Told enough times, a fairy tale begins to sound almost true.
But in fact, the criminal activities that put Colson behind bars involved far more than a single file.
As White House special counsel, Colson was one of Nixon's closest and dirtiest political operatives, a man who'd "walk over his grandmother" to get Nixon reelected. It was Colson who brought to the White House - and supervised - E. Howard Hunt, the ex-CIA agent behind the break-in at Democratic headquarters in the Watergate complex.
Newsweek wrote in June 1974 of "the omnipresence of (Colson's) fingerprints across the whole range of Watergate scandals."
"Colson would do anything," Nixon said, as recorded on the White House tapes. Soon after presidential candidate George Wallace was shot, Colson and Nixon hatched a failed plan to have Hunt plant Democratic literature inside the gunman's apartment - "to damage McGovern," in Nixon's taped words.
Colson played a big role in compiling the White House "Enemies List" targeting Nixon critics for federal reprisals. Two White House staffers told investigators that Colson once suggested setting fire to the Brookings Institution, a think tank, to hide a search for documents there.
Colson was ultimately indicted for conspiracy in the burglary of the psychiatrist of Dan Ellsberg, the Vietnam War whistleblower. He was also indicted for conspiracy and obstruction of justice in the cover-up of the Watergate break-in. If convicted at these two trials, he faced years behind bars.
The Watergate special prosecutor was also investigating Colson's role in obtaining or covering up suspicious campaign pledges from corporate interests (ITT in one case, dairy farmers in another) that had received favors from Nixon's White House.
But Colson, the consummate political fixer, was able to stop those indictments and inquiries by cutting a deal with prosecutors (that's when he announced his religious rebirth) - and agreeing to testify against co-conspirators, one of whom was Nixon.
The deal let Colson plead guilty to a single felony count: "obstruction of justice" in the Ellsberg case by conspiring to disseminate derogatory material about Ellsberg. He ultimately served seven months in prison and was disbarred.
To say that Colson went to prison because he obtained (or misused) one FBI file is like saying the bloody gangster Al Capone went to prison because be was a tax cheat.
Colson was a Watergate criminal of the highest order, and of Nixon's inner circle. Comparing him to today's low-level "Filegate" operatives is inaccurate and absurd.

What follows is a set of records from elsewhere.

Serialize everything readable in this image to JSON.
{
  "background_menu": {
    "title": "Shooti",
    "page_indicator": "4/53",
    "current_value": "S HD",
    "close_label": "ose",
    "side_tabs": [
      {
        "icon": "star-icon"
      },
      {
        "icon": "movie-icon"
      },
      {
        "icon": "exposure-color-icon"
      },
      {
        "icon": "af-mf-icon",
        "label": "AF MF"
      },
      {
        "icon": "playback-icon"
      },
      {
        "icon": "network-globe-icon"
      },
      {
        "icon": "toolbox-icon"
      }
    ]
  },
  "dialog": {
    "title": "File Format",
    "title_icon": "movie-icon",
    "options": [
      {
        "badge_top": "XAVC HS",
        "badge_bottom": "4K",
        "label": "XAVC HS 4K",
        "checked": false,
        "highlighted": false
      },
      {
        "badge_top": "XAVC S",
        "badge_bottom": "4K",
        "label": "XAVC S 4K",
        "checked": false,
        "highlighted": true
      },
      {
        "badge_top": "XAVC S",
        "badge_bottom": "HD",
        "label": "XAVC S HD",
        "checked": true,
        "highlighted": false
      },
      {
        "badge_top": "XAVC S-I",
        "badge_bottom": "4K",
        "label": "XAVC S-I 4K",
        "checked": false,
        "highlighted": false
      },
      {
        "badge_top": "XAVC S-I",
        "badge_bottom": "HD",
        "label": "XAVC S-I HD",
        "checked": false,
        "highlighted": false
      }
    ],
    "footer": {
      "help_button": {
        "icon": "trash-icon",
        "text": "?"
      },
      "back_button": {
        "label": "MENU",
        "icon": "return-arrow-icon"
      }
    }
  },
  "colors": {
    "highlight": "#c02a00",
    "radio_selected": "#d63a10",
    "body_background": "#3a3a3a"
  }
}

Even more absurd is the implication that Filegate is on a par with Watergate - a conspiracy that involved burglaries, bribes, spying, wiretaps, forgeries and other serious political crimes.